Please output the records below word for word and omit the pictures.

─── Data for processing ───

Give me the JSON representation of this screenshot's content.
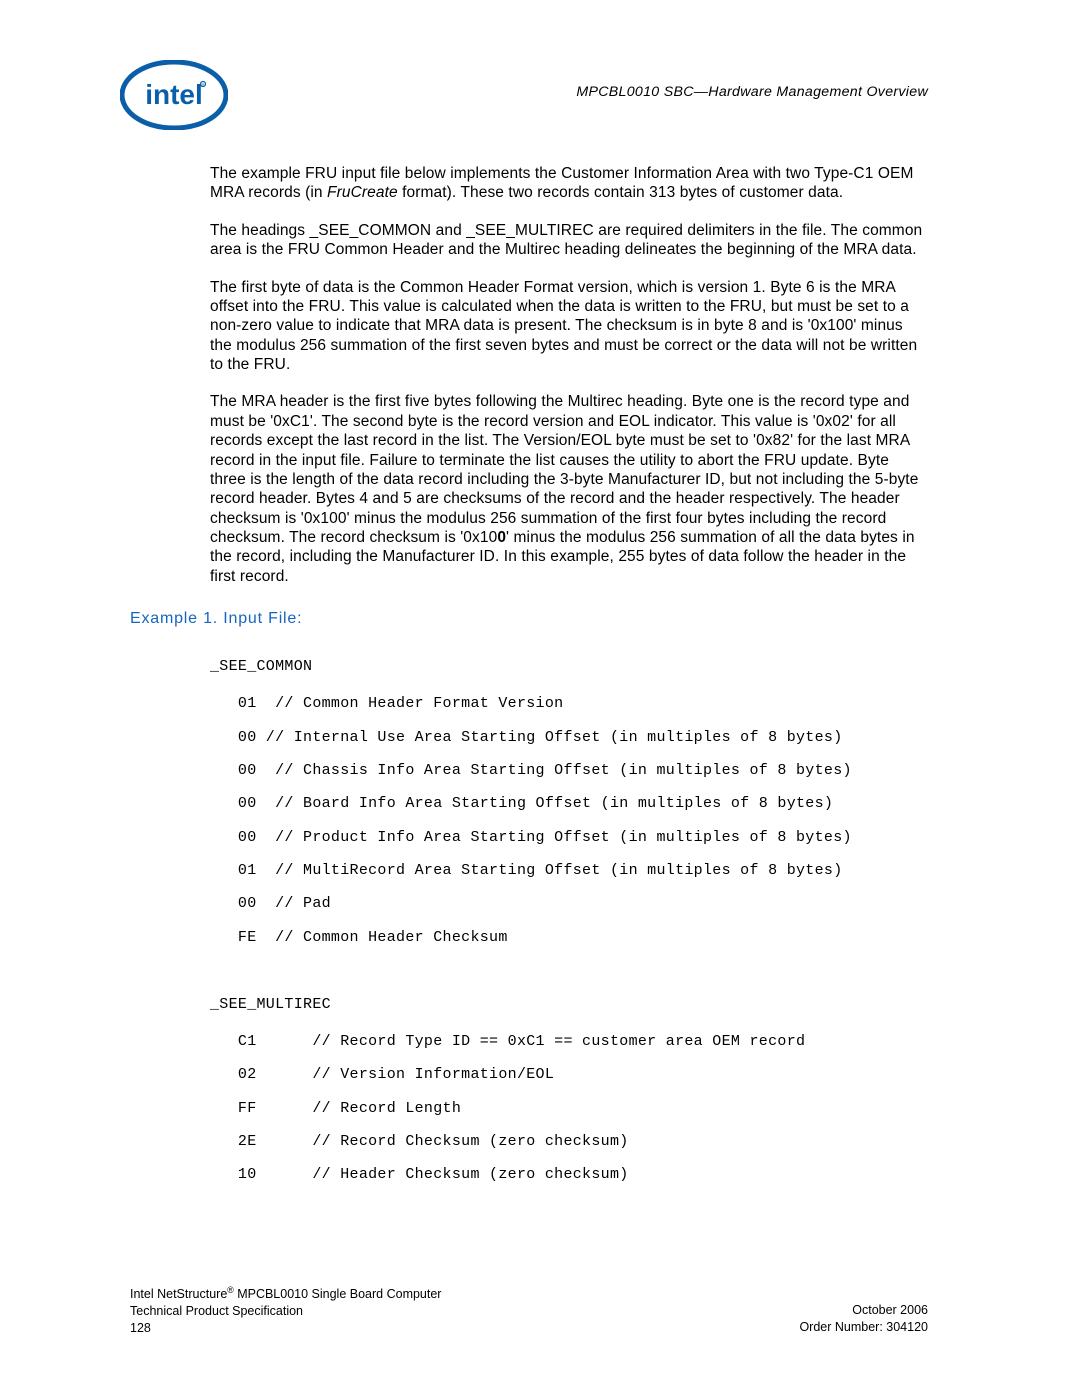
{
  "header": {
    "doc_title": "MPCBL0010 SBC—Hardware Management Overview"
  },
  "logo": {
    "name": "intel-logo"
  },
  "paragraphs": {
    "p1_a": "The example FRU input file below implements the Customer Information Area with two Type-C1 OEM MRA records (in ",
    "p1_b_italic": "FruCreate",
    "p1_c": " format). These two records contain 313 bytes of customer data.",
    "p2": "The headings _SEE_COMMON and _SEE_MULTIREC are required delimiters in the file. The common area is the FRU Common Header and the Multirec heading delineates the beginning of the MRA data.",
    "p3": "The first byte of data is the Common Header Format version, which is version 1. Byte 6 is the MRA offset into the FRU. This value is calculated when the data is written to the FRU, but must be set to a non-zero value to indicate that MRA data is present. The checksum is in byte 8 and is '0x100' minus the modulus 256 summation of the first seven bytes and must be correct or the data will not be written to the FRU.",
    "p4_a": "The MRA header is the first five bytes following the Multirec heading. Byte one is the record type and must be '0xC1'. The second byte is the record version and EOL indicator. This value is '0x02' for all records except the last record in the list. The Version/EOL byte must be set to '0x82' for the last MRA record in the input file. Failure to terminate the list causes the utility to abort the FRU update. Byte three is the length of the data record including the 3-byte Manufacturer ID, but not including the 5-byte record header. Bytes 4 and 5 are checksums of the record and the header respectively. The header checksum is '0x100' minus the modulus 256 summation of the first four bytes including the record checksum. The record checksum is '0x10",
    "p4_b_bold": "0",
    "p4_c": "' minus the modulus 256 summation of all the data bytes in the record, including the Manufacturer ID. In this example, 255 bytes of data follow the header in the first record."
  },
  "example": {
    "heading": "Example 1.  Input File:",
    "section1_label": "_SEE_COMMON",
    "section1_lines": [
      "   01  // Common Header Format Version",
      "   00 // Internal Use Area Starting Offset (in multiples of 8 bytes)",
      "   00  // Chassis Info Area Starting Offset (in multiples of 8 bytes)",
      "   00  // Board Info Area Starting Offset (in multiples of 8 bytes)",
      "   00  // Product Info Area Starting Offset (in multiples of 8 bytes)",
      "   01  // MultiRecord Area Starting Offset (in multiples of 8 bytes)",
      "   00  // Pad",
      "   FE  // Common Header Checksum"
    ],
    "section2_label": "_SEE_MULTIREC",
    "section2_lines": [
      "   C1      // Record Type ID == 0xC1 == customer area OEM record",
      "   02      // Version Information/EOL",
      "   FF      // Record Length",
      "   2E      // Record Checksum (zero checksum)",
      "   10      // Header Checksum (zero checksum)"
    ]
  },
  "footer": {
    "left_line1_a": "Intel NetStructure",
    "left_line1_b": " MPCBL0010 Single Board Computer",
    "left_line2": "Technical Product Specification",
    "left_line3": "128",
    "right_line1": "October 2006",
    "right_line2": "Order Number: 304120"
  }
}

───

Solution for this task:
Give me the JSON representation of this screenshot's content.
{
  "header": {
    "doc_title": "MPCBL0010 SBC—Hardware Management Overview"
  },
  "logo": {
    "name": "intel-logo"
  },
  "paragraphs": {
    "p1_a": "The example FRU input file below implements the Customer Information Area with two Type-C1 OEM MRA records (in ",
    "p1_b_italic": "FruCreate",
    "p1_c": " format). These two records contain 313 bytes of customer data.",
    "p2": "The headings _SEE_COMMON and _SEE_MULTIREC are required delimiters in the file. The common area is the FRU Common Header and the Multirec heading delineates the beginning of the MRA data.",
    "p3": "The first byte of data is the Common Header Format version, which is version 1. Byte 6 is the MRA offset into the FRU. This value is calculated when the data is written to the FRU, but must be set to a non-zero value to indicate that MRA data is present. The checksum is in byte 8 and is '0x100' minus the modulus 256 summation of the first seven bytes and must be correct or the data will not be written to the FRU.",
    "p4_a": "The MRA header is the first five bytes following the Multirec heading. Byte one is the record type and must be '0xC1'. The second byte is the record version and EOL indicator. This value is '0x02' for all records except the last record in the list. The Version/EOL byte must be set to '0x82' for the last MRA record in the input file. Failure to terminate the list causes the utility to abort the FRU update. Byte three is the length of the data record including the 3-byte Manufacturer ID, but not including the 5-byte record header. Bytes 4 and 5 are checksums of the record and the header respectively. The header checksum is '0x100' minus the modulus 256 summation of the first four bytes including the record checksum. The record checksum is '0x10",
    "p4_b_bold": "0",
    "p4_c": "' minus the modulus 256 summation of all the data bytes in the record, including the Manufacturer ID. In this example, 255 bytes of data follow the header in the first record."
  },
  "example": {
    "heading": "Example 1.  Input File:",
    "section1_label": "_SEE_COMMON",
    "section1_lines": [
      "   01  // Common Header Format Version",
      "   00 // Internal Use Area Starting Offset (in multiples of 8 bytes)",
      "   00  // Chassis Info Area Starting Offset (in multiples of 8 bytes)",
      "   00  // Board Info Area Starting Offset (in multiples of 8 bytes)",
      "   00  // Product Info Area Starting Offset (in multiples of 8 bytes)",
      "   01  // MultiRecord Area Starting Offset (in multiples of 8 bytes)",
      "   00  // Pad",
      "   FE  // Common Header Checksum"
    ],
    "section2_label": "_SEE_MULTIREC",
    "section2_lines": [
      "   C1      // Record Type ID == 0xC1 == customer area OEM record",
      "   02      // Version Information/EOL",
      "   FF      // Record Length",
      "   2E      // Record Checksum (zero checksum)",
      "   10      // Header Checksum (zero checksum)"
    ]
  },
  "footer": {
    "left_line1_a": "Intel NetStructure",
    "left_line1_b": " MPCBL0010 Single Board Computer",
    "left_line2": "Technical Product Specification",
    "left_line3": "128",
    "right_line1": "October 2006",
    "right_line2": "Order Number: 304120"
  }
}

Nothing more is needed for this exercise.